YOUR ASSIGNMENT: Look through the material below and show every line with the word "Questions".

ENTRIES SHOWN:
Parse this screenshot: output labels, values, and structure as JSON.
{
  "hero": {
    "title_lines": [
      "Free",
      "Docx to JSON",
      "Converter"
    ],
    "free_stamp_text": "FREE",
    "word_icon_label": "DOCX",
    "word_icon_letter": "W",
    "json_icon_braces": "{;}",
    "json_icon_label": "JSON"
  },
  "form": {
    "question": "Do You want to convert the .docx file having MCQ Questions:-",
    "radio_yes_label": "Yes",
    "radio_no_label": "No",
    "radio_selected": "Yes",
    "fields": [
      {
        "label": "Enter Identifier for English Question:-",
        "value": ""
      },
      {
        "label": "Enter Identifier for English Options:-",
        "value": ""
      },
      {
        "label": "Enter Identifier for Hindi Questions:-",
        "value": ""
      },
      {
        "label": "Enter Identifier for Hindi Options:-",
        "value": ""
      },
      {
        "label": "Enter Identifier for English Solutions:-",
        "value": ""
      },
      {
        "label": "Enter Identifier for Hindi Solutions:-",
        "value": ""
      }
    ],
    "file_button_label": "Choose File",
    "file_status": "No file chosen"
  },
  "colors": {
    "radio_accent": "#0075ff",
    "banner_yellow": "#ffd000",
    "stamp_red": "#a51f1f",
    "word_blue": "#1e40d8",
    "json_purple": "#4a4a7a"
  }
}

WRITTEN SOLUTION:
    "question": "Do You want to convert the .docx file having MCQ Questions:-",
        "label": "Enter Identifier for Hindi Questions:-",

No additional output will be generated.